* [Provided data]
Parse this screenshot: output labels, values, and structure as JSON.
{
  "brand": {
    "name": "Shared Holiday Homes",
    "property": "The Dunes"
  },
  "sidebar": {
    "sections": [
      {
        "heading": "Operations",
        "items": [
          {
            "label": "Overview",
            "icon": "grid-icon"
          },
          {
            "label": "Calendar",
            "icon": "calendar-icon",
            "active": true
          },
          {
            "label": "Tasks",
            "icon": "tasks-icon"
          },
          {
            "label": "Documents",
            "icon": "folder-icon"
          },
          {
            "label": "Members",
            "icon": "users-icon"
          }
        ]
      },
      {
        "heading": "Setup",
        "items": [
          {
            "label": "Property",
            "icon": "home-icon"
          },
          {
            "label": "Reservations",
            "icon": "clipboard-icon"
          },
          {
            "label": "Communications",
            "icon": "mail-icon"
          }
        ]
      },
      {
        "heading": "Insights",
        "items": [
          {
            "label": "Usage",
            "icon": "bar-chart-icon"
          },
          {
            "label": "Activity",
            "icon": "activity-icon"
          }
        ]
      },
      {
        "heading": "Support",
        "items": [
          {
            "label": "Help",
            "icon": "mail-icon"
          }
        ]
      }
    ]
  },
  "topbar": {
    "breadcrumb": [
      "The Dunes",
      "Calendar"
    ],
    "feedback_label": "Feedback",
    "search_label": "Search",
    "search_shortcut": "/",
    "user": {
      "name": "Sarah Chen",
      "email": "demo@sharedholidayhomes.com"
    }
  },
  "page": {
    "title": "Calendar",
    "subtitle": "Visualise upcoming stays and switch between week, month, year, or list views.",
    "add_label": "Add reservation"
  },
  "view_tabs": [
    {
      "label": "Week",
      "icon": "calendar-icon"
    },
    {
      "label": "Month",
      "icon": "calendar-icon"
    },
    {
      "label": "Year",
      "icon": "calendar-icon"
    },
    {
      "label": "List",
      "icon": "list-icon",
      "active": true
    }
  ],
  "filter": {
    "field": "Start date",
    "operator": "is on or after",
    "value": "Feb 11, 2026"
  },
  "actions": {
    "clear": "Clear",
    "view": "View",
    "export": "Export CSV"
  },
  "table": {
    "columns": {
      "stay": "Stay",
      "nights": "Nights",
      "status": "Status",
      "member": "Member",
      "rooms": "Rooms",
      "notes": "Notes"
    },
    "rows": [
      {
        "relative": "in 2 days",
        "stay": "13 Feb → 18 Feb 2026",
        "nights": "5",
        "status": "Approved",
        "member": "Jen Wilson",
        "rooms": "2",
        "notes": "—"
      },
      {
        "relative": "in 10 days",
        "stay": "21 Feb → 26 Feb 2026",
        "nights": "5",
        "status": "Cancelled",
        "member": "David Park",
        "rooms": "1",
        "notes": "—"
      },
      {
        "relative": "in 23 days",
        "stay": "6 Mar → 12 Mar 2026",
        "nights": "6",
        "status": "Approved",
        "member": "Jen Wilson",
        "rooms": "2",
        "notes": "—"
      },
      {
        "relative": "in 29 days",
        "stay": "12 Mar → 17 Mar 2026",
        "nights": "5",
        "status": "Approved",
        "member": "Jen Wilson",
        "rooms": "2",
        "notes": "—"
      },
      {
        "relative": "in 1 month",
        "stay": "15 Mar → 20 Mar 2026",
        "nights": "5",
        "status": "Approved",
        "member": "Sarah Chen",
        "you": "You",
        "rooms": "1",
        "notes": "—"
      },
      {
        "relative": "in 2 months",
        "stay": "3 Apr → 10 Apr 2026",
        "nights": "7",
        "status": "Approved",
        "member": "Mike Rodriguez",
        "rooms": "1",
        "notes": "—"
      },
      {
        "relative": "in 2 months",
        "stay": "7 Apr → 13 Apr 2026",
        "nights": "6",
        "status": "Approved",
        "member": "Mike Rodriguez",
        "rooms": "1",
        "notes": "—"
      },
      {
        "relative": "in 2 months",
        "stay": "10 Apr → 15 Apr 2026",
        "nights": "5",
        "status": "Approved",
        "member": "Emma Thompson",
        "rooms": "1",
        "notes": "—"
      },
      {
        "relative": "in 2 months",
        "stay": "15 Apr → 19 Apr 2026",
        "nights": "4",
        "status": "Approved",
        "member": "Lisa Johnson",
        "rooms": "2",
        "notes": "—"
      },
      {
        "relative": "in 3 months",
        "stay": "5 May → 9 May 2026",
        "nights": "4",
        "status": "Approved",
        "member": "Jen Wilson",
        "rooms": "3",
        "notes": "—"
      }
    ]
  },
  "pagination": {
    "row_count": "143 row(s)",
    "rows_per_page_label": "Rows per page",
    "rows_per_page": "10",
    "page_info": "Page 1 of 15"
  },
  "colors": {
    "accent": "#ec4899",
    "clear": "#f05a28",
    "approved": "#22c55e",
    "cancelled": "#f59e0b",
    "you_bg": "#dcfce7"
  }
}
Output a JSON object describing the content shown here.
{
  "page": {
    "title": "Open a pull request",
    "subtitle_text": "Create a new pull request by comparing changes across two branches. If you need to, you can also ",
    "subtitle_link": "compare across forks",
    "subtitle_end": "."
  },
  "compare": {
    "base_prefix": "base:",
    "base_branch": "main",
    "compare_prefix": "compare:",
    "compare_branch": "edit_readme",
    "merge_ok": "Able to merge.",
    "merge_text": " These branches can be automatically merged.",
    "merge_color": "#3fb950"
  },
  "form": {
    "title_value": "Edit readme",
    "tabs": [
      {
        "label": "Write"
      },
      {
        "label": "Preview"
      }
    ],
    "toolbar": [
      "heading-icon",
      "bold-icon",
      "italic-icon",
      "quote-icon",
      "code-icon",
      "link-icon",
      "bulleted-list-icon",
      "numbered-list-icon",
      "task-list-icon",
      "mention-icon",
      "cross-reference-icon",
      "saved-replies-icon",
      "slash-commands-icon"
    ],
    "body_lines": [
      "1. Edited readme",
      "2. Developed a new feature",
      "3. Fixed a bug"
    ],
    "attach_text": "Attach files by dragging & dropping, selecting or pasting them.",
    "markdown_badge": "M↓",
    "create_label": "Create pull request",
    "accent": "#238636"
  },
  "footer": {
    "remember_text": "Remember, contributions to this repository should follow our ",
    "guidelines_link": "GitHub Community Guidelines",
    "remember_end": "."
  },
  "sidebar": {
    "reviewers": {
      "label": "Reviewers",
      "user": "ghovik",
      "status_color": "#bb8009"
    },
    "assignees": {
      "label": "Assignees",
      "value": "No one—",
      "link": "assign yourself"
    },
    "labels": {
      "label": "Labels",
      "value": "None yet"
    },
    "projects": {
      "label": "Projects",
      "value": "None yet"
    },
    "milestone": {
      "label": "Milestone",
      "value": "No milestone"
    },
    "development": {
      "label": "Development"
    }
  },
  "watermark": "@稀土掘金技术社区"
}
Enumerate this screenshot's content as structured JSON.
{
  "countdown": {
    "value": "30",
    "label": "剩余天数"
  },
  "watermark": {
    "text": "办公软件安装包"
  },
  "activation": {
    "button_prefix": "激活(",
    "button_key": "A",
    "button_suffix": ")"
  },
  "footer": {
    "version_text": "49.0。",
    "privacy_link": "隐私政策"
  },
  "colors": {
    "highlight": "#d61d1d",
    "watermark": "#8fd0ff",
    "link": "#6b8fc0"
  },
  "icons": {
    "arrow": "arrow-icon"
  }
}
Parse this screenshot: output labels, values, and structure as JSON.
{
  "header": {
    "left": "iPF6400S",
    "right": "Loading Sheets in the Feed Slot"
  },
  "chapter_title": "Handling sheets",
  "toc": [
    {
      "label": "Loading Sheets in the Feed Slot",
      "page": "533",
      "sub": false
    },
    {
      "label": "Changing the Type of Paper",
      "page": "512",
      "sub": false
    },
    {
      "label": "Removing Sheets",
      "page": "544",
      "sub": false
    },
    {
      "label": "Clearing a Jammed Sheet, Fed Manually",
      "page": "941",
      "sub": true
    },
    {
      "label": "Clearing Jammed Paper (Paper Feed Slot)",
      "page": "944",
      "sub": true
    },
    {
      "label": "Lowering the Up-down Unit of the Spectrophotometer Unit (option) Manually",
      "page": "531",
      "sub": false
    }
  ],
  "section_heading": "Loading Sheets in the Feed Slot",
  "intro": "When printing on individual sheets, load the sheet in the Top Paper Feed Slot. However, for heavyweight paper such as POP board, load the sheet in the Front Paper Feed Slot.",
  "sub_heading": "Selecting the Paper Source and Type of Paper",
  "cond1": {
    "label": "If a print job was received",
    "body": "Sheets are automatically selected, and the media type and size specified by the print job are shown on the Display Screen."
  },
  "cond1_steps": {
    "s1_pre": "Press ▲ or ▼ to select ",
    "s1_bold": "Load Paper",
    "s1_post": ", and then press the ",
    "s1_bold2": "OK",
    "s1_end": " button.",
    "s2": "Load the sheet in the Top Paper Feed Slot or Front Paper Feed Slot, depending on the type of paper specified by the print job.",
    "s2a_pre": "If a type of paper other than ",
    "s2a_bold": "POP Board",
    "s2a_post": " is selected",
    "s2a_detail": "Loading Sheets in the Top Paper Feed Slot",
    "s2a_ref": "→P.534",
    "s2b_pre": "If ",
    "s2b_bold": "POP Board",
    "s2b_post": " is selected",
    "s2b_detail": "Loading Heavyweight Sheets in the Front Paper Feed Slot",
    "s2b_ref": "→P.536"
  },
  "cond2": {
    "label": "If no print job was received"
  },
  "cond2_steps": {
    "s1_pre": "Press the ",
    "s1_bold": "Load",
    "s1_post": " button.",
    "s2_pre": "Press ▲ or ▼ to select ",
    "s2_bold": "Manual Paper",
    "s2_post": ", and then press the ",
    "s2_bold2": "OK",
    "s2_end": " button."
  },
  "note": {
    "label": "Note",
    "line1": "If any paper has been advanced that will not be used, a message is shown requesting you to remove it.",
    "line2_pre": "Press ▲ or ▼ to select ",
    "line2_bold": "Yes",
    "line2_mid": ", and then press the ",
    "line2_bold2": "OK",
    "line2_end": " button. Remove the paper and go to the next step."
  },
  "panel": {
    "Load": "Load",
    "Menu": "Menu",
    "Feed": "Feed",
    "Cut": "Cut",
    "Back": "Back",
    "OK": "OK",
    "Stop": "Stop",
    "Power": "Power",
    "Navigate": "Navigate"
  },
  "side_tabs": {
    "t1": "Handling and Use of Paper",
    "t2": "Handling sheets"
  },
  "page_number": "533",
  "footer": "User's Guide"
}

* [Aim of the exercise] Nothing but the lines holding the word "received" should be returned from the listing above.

* [Written solution]
    "label": "If a print job was received",
    "label": "If no print job was received"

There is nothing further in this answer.